Writer: Chris Bush
Director: Caroline Byrne
The story of Faust was originally written 400 years ago, and since then it has had many different retellings, in different settings and with different personality types used for the Faust character. Here, writer Chris Bush has approached the story from a female perspective – and although this is not the first time this has been done, the plot of this play certainly seems different.
It’s set initially in the 17th century, where Johanna Faustus is a woman of low birth living in London with her father, an apothecary. Her mother died when she was accused of witchcraft when Johanna was a child; now the city is in the grip of the plague and Johanna feels desperate and helpless, wanting things to change. Feeling she has nothing to lose, she summons the Devil. From then on, the story takes an unusual twist as she seems able to almost insist on what she gets on her side of the bargain, ending up as a time-traveller with Mephistopheles at her beck and call to do what she asks of him. When her attempts to protect her father by ridding London of the plague go wrong, Johanna decides to retaliate by spending the time and resources Lucifer has given her doing good.
Jodie McNee gives a high energy performance as Faustus – she prowls around the stage in a state of almost constant movement at the same time delivering a barrage of words, a stream of consciousness and thought flow almost unceasing from her character to the point where it becomes exhausting just watching her. You can’t help wishing that she’d just slow down sometimes, let us take a breath and try to catch up with what’s going on and what she’s saying. It’s powerful stuff, but just too much and leaves you feeling a bit battered.
By contrast, Danny Lee Wynter’s Mephistopheles is calm and measured with a slight campness that works well with his character. There’s strong support from Barnaby Power as Johanna’s father and the rest of the seven-strong ensemble cast who play multiple roles in a play that has female characters at its heart.

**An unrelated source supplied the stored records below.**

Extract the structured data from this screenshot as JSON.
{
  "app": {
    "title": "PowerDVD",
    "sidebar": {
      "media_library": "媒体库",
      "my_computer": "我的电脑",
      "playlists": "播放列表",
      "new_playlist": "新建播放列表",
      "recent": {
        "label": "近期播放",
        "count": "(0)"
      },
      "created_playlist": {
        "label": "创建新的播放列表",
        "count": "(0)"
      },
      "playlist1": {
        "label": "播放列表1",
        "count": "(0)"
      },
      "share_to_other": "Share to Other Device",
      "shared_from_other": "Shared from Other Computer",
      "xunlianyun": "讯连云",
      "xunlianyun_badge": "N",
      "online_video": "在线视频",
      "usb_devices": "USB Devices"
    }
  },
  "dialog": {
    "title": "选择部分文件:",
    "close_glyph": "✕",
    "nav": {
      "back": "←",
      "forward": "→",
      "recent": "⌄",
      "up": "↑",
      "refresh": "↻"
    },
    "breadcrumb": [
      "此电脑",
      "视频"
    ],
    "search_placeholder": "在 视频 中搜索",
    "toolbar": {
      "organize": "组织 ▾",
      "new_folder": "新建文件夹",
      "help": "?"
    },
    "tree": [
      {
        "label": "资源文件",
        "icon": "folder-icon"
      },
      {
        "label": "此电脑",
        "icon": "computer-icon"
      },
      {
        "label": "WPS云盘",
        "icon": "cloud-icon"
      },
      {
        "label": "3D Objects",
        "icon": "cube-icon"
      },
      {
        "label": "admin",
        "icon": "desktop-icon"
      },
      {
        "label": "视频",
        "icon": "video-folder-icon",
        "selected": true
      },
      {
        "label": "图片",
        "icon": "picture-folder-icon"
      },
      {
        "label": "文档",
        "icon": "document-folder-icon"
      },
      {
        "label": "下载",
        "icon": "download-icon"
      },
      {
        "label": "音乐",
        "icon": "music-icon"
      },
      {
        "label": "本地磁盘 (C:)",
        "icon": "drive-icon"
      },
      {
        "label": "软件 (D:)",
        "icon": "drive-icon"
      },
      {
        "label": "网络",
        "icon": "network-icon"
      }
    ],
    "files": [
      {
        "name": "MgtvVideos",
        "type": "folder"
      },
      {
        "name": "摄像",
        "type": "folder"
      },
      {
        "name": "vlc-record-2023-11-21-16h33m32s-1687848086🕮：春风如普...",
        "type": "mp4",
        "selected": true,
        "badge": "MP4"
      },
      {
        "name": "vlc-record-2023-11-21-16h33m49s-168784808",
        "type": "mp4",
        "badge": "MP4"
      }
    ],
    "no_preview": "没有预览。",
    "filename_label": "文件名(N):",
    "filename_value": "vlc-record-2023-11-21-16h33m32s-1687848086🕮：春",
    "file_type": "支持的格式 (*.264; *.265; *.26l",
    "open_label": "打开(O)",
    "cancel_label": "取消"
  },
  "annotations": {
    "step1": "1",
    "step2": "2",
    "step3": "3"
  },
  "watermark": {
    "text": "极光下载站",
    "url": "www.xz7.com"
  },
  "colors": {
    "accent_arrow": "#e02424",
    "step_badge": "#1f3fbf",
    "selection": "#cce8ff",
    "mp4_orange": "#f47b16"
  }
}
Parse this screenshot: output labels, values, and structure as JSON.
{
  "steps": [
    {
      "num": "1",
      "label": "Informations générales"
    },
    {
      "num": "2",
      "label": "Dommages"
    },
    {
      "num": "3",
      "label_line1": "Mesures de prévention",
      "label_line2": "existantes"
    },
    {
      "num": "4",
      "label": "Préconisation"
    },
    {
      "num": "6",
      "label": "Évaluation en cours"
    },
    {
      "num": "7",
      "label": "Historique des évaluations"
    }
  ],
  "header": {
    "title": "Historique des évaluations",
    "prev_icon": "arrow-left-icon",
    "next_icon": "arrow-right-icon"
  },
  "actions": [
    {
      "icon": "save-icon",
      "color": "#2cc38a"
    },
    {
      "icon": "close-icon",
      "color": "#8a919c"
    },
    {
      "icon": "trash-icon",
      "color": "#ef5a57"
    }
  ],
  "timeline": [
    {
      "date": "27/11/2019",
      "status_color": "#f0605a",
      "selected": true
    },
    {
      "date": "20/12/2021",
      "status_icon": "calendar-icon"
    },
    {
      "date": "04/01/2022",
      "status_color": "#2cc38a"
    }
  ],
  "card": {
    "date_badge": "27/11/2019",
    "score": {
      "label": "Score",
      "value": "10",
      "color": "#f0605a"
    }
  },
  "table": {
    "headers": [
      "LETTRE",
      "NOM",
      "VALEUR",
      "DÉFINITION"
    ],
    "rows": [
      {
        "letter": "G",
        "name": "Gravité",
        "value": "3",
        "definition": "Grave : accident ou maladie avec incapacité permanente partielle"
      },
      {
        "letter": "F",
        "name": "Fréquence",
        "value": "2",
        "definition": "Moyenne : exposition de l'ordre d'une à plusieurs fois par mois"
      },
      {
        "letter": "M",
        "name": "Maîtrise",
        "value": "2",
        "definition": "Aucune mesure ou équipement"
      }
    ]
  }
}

As the play progresses Johanna becomes increasingly determined to save mankind by removing the fear of heaven or hell, creating immortality of the mind. To do this she has to move further and further forward in time, doing so with increasing rapidity as we near the end, leaping ahead again before we’ve really had chance to take stock of where we are. After a recognisable 17th century first act, and an interesting 19th century section, we jump through the present and into the realms of science fiction. This is reflected in the set by Ana Inés Jabares-Pita that presents a cave-like hovel for Johanna’s home, tapering away into the darkness like a tunnel which starts to open up as we move forward in time.
This is a play bursting with ideas, so many that lots of possible avenues remain unexplored in the drive forward. Johanna wants to do good and becomes ever more ambitious about what that actually means, bypassing opportunities in her aim for utopia. There are some interesting concepts here, with an alternative take on the traditional story, but is perhaps a little too much and so the story loses some of its believability in the process.
Runs until 7 March 2020